_Exercise instructions_.
What's wanted is the full listing, reproduced exactly.

_Data listing_.
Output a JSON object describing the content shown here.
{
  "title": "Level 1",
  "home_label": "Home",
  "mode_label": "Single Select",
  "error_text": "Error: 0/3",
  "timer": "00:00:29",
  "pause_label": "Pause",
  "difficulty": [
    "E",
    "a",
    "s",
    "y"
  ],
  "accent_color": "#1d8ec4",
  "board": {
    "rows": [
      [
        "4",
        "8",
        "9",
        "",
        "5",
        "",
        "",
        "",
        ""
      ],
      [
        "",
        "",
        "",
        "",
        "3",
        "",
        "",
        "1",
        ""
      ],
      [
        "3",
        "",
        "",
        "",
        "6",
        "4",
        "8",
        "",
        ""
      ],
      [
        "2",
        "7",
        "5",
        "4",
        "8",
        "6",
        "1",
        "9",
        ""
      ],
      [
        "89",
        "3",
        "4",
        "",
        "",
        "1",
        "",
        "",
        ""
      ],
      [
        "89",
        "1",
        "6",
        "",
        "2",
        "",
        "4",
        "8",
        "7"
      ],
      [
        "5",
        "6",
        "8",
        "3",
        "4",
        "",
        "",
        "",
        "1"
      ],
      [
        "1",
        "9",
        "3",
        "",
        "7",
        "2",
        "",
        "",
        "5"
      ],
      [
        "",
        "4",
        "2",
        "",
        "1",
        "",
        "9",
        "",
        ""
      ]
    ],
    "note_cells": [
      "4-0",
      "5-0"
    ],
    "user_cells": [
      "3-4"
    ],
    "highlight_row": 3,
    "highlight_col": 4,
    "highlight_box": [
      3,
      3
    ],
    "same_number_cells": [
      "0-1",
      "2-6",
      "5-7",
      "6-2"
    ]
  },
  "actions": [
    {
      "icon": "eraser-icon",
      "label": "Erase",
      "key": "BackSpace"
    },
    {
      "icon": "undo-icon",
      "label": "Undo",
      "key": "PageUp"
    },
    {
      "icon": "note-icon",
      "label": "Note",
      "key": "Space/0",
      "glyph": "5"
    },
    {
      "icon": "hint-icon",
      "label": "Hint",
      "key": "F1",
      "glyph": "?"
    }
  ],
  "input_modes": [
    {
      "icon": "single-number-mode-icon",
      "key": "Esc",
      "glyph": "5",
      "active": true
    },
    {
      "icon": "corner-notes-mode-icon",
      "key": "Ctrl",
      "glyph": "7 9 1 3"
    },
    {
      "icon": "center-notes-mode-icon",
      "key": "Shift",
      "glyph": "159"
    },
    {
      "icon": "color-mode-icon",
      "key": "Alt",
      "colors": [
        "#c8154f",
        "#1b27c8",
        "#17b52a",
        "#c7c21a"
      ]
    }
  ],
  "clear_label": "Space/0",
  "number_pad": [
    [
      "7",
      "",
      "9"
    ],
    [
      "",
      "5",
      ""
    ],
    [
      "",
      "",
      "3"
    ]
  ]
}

_Solution to the exercise_.
Output a JSON object describing the content shown here.
{
  "title": "Level 1",
  "home_label": "Home",
  "mode_label": "Single Select",
  "error_text": "Error: 0/3",
  "timer": "00:00:29",
  "pause_label": "Pause",
  "difficulty": [
    "E",
    "a",
    "s",
    "y"
  ],
  "accent_color": "#1d8ec4",
  "board": {
    "rows": [
      [
        "4",
        "8",
        "9",
        "",
        "5",
        "",
        "",
        "",
        ""
      ],
      [
        "",
        "",
        "",
        "",
        "3",
        "",
        "",
        "1",
        ""
      ],
      [
        "3",
        "",
        "",
        "",
        "6",
        "4",
        "8",
        "",
        ""
      ],
      [
        "2",
        "7",
        "5",
        "4",
        "8",
        "6",
        "1",
        "9",
        ""
      ],
      [
        "89",
        "3",
        "4",
        "",
        "",
        "1",
        "",
        "",
        ""
      ],
      [
        "89",
        "1",
        "6",
        "",
        "2",
        "",
        "4",
        "8",
        "7"
      ],
      [
        "5",
        "6",
        "8",
        "3",
        "4",
        "",
        "",
        "",
        "1"
      ],
      [
        "1",
        "9",
        "3",
        "",
        "7",
        "2",
        "",
        "",
        "5"
      ],
      [
        "",
        "4",
        "2",
        "",
        "1",
        "",
        "9",
        "",
        ""
      ]
    ],
    "note_cells": [
      "4-0",
      "5-0"
    ],
    "user_cells": [
      "3-4"
    ],
    "highlight_row": 3,
    "highlight_col": 4,
    "highlight_box": [
      3,
      3
    ],
    "same_number_cells": [
      "0-1",
      "2-6",
      "5-7",
      "6-2"
    ]
  },
  "actions": [
    {
      "icon": "eraser-icon",
      "label": "Erase",
      "key": "BackSpace"
    },
    {
      "icon": "undo-icon",
      "label": "Undo",
      "key": "PageUp"
    },
    {
      "icon": "note-icon",
      "label": "Note",
      "key": "Space/0",
      "glyph": "5"
    },
    {
      "icon": "hint-icon",
      "label": "Hint",
      "key": "F1",
      "glyph": "?"
    }
  ],
  "input_modes": [
    {
      "icon": "single-number-mode-icon",
      "key": "Esc",
      "glyph": "5",
      "active": true
    },
    {
      "icon": "corner-notes-mode-icon",
      "key": "Ctrl",
      "glyph": "7 9 1 3"
    },
    {
      "icon": "center-notes-mode-icon",
      "key": "Shift",
      "glyph": "159"
    },
    {
      "icon": "color-mode-icon",
      "key": "Alt",
      "colors": [
        "#c8154f",
        "#1b27c8",
        "#17b52a",
        "#c7c21a"
      ]
    }
  ],
  "clear_label": "Space/0",
  "number_pad": [
    [
      "7",
      "",
      "9"
    ],
    [
      "",
      "5",
      ""
    ],
    [
      "",
      "",
      "3"
    ]
  ]
}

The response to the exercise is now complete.